Glencore to Restart Australia Coal Mine as Prices Surge
Glencore said on Tuesday it would restart a coking coal mine in southeastern Australia that was shuttered more than two years ago, with a resurgence in prices for the commodity breathing new life into the sector.
Less than a year after the coal industry was declared to be in terminal decline, markets for coal used to generate power and make steel have surged - boosted by moves in China to mine less of its own coal and import more.
Glencore (GLCNF) acquired the underground Integra mine, formally called Glennies Creek, in 2015 after it was mothballed by then owner Vale of Brazil. It plans to restart it early next year.
"The Integra underground mine has been on care and maintenance since July 2014 and Glencore has continued to assess options for a restart against global coal market conditions," the company said.
The mine is expected to yield 1.3 million tonnes of coal in 2017, according to Glencore.
The unprecedented surge in coal prices in the past few months to more than double their June levels is a big fillip for Glencore and other coal miners.

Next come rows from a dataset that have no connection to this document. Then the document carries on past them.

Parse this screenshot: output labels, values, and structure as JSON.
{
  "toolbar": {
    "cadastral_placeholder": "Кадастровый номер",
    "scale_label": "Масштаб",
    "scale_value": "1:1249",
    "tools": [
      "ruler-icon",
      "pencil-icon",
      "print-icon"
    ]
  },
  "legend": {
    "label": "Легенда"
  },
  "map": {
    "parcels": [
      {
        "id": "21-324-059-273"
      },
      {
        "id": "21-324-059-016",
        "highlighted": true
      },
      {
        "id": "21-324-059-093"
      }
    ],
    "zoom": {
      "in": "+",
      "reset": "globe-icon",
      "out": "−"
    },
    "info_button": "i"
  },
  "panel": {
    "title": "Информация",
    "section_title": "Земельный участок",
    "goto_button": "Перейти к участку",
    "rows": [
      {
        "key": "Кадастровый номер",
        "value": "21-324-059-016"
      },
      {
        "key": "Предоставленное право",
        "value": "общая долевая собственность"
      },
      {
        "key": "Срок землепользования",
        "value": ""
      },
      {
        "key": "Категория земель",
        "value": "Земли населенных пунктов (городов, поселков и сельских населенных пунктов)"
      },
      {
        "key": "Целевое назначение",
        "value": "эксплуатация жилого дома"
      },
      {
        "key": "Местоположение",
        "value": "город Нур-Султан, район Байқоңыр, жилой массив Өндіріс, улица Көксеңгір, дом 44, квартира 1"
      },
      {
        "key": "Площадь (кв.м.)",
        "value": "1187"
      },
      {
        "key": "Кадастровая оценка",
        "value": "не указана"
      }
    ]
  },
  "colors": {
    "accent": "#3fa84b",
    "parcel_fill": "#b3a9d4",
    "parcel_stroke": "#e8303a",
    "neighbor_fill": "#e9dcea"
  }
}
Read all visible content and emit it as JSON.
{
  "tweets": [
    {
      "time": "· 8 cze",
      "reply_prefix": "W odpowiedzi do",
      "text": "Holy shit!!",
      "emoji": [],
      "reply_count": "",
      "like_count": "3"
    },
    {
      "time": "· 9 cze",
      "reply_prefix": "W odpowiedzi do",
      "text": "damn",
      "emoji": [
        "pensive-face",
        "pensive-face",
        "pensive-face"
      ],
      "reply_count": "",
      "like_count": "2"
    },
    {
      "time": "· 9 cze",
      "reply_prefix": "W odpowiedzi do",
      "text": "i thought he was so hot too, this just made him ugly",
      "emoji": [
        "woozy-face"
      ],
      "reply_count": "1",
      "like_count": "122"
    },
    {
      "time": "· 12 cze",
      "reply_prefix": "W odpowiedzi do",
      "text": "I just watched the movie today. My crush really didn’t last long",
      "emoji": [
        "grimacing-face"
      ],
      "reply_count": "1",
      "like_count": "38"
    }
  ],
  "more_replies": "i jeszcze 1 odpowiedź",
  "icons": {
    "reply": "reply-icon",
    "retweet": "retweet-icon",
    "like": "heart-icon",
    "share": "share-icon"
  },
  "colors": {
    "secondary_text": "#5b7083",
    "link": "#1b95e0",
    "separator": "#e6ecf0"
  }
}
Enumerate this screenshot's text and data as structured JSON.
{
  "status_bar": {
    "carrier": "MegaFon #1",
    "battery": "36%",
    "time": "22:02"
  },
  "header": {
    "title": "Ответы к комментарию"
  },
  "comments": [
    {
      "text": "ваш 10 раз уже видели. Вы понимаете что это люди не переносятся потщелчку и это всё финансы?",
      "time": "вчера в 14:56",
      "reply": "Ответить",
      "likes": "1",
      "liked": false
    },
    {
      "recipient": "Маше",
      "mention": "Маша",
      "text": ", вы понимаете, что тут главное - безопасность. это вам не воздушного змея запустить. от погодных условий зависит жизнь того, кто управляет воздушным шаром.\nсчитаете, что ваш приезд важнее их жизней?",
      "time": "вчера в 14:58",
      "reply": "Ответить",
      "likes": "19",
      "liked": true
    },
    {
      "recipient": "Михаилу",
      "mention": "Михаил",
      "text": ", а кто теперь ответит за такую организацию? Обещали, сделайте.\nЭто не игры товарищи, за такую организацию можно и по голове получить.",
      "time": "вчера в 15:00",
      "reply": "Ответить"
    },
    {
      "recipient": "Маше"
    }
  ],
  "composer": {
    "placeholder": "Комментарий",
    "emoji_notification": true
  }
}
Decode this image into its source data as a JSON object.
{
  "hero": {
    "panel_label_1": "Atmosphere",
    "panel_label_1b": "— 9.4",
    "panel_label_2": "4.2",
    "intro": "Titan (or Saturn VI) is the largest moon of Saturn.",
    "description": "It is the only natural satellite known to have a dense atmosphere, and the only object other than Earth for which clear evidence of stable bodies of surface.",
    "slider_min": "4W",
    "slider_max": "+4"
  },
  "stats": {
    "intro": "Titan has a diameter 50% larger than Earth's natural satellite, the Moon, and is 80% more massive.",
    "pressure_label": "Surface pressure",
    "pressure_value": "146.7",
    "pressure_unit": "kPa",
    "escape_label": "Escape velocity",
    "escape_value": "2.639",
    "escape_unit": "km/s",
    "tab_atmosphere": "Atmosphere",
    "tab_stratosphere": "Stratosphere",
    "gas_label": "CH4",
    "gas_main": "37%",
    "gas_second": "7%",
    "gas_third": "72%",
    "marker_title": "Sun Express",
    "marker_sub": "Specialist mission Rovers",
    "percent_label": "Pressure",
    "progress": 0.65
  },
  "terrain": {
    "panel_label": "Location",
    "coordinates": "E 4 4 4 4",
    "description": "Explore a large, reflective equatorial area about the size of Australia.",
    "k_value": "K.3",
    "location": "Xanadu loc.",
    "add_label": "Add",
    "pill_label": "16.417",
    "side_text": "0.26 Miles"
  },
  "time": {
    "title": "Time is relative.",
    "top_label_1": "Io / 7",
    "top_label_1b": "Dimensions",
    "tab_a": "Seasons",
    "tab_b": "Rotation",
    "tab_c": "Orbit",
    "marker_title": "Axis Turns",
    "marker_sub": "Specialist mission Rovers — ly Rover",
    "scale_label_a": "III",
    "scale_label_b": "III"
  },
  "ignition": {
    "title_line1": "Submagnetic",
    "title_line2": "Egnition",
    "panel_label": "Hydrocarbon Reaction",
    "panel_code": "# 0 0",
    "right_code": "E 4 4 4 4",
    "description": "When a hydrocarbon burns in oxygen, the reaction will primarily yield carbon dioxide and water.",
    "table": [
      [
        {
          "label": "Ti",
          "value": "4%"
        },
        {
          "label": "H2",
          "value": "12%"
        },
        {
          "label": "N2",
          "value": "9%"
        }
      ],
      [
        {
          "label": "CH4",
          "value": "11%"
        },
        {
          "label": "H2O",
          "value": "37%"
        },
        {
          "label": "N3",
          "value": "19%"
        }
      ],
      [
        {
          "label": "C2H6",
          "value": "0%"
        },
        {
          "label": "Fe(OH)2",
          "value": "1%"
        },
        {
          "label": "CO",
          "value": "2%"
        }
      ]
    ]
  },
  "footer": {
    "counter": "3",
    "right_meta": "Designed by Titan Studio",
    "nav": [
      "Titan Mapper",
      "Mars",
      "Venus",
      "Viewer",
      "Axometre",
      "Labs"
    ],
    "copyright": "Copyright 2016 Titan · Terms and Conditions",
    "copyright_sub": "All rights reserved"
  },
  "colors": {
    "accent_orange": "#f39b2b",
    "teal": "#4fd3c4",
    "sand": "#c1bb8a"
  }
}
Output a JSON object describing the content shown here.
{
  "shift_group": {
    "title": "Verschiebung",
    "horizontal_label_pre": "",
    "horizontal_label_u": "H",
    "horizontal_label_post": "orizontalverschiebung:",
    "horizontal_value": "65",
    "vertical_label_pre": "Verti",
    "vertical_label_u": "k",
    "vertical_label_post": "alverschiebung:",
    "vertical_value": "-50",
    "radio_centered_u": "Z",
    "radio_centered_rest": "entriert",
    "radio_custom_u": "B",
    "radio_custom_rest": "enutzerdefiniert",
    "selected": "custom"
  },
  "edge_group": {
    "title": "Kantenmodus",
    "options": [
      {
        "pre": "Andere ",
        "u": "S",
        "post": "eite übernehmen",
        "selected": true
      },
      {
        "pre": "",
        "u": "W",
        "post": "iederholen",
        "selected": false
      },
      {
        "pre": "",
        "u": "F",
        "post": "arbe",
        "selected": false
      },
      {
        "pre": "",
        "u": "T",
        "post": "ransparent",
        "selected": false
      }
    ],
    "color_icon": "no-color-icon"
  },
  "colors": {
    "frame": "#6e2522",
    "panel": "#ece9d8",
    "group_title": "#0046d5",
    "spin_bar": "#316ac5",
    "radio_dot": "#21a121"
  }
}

Peabody Energy Corp and Nippon Steel last month set the fourth quarter metallurgical coal contract benchmark at $200 a tonne, more than twice the price of the previous quarter.
Glencore said in October it would rehire about 200 workers at its Collinsville coal mine, also in Australia, after cutting 180 jobs to combat weak pricing.
China has cut working days on coal mines to 276 days from 330 days to remove excess capacity, leading to higher demand for imports.
Reporting by James Regan